“But any term extension must fall within the provisions allowed by the Constitution. Although I strongly favor non-extension of the Presidents’ term to preserve his family’s legacy, the President has to react to some clamor who thirst for clean government and uninterrupted campaign against corruption,” Castelo said.

“This is all part of a strong democratic foundation in our country. Public servants should be sensitive to the people but should never be motivated by personal ambition,” he said.

‘Be not afraid’

Evardone and Treñas slammed those opposing moves to extend Aquino’s term, saying the matter should be best left to the people to decide, either through a nationwide referendum or people’s initiative, which is the legal shortcut to amend the Constitution.

“To those opposing the Cha-cha (Charter change): Be not afraid. After all, it is the Filipino people who will ultimately decide in a plebiscite whether President Aquino should be allowed another term,” Evardone said.

“So, let the people decide. After all, it’s the people who are the final arbiter in a democracy,” he said.

He said he was studying the feasibility of the Senate and the House passing a joint resolution calling for a referendum or a people’s initiative.

“Through a people’s initiative, or referendum, our legislative agenda will not be derailed. We’ll have just one question answerable by yes or no: ‘do you want a term extension for the President?’” Evardone said.

He said if it will be decided that the amendments to the constitutional provisions on term limits of public officials will have to be written by Congress, then incumbent lawmakers should exclude themselves from being covered by the changes.

Treñas said the raging debate on whether or not Aquino should be given a second term can only be determined in a referendum and “not through protests and media rantings by the noisy few.”

“The President’s critics are even claiming that he should step down because he has lost the support of our people but at the same time, they are afraid to hear the voice of our people,” Treñas said.

He argued it would be a “tragedy” if Aquino would not be allowed to remain in power to continue his “reforms.”

He said Congress might not have enough time to pursue the controversial proposal while working on correcting the Constitution’s restrictive economic provisions.

“It would be a miracle if Congress would pull this off, especially with the perceived public opposition,” he said.

Fariñas, however, opposed the proposals to hold a referendum and stressed that it would be better if Congress write the amendments to save time and public funds.

“Why don’t we hold it as a single exercise, meaning we hold a plebiscite after Congress writes the proposed amendments. Instead of holding a referendum and we go back again to conduct a plebiscite,” Fariñas told The STAR.
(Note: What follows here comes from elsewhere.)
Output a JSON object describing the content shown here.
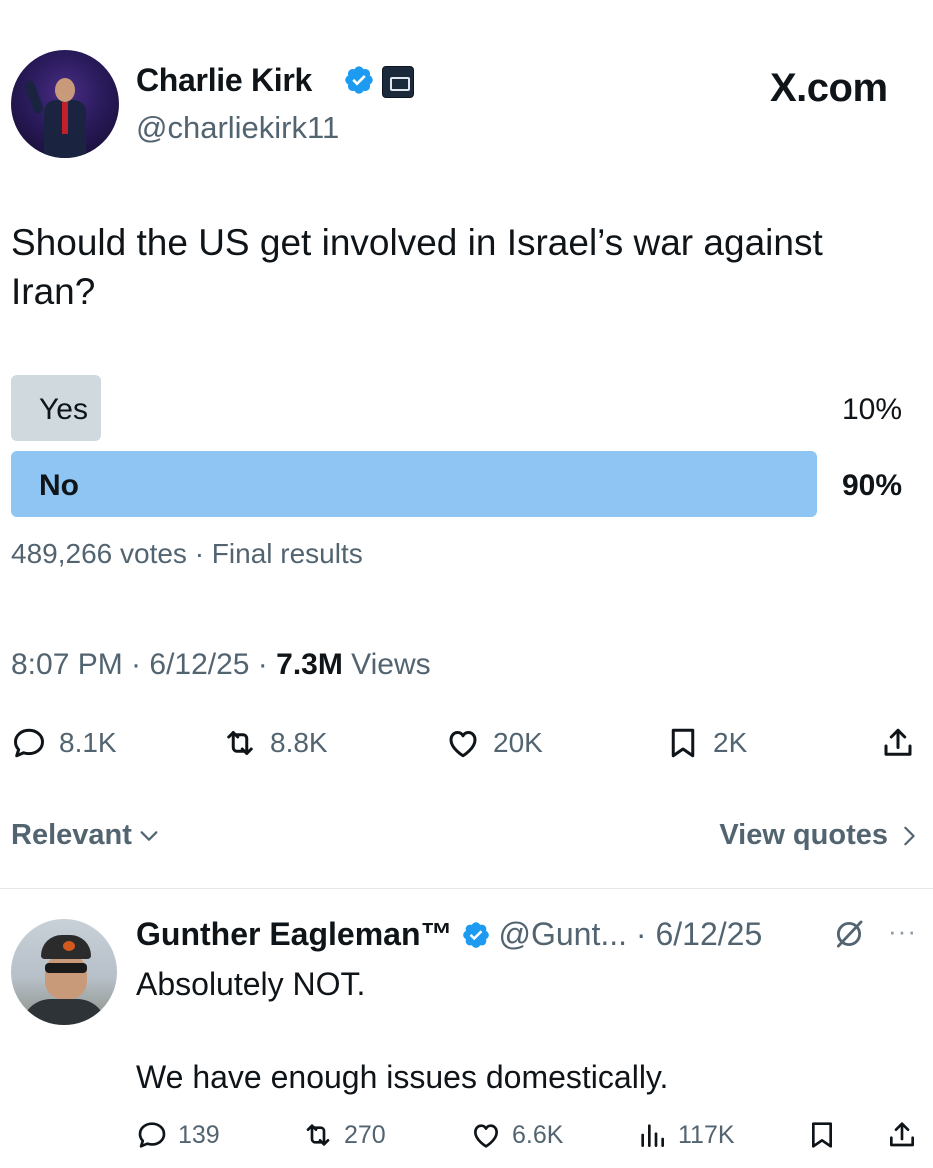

“If they don’t want our proposed amendments, then they can replace us in the next elections,” he said.

Fariñas said it was providential that it is Aquino who is now pushing for lifting of term limits, as it was his late mother who handpicked 48 people to write the present Constitution.

“It’s been nearly 30 years since the Constitution, and it has not been touched or changed, not even a comma. It has served us well but this was an offshoot of the long Marcos era,” he said.

“So what better person than the President to continue the legacy of his mother. It would be hard to question his motives,” he added.

He said while the 1987 Constitution was drafted by a small number of appointed people, this time, the few changes would be proposed by elected members of Congress who are directly accountable to the electorate.

Negros Occidental Gov. Alfredo Marañon Jr. also voiced his support for a second term for Aquino. “Only fools don’t change their mind,” he said in defending Aquino’s warming up to Cha-cha and term extension. With Rey Galupo, Danny Dangcalan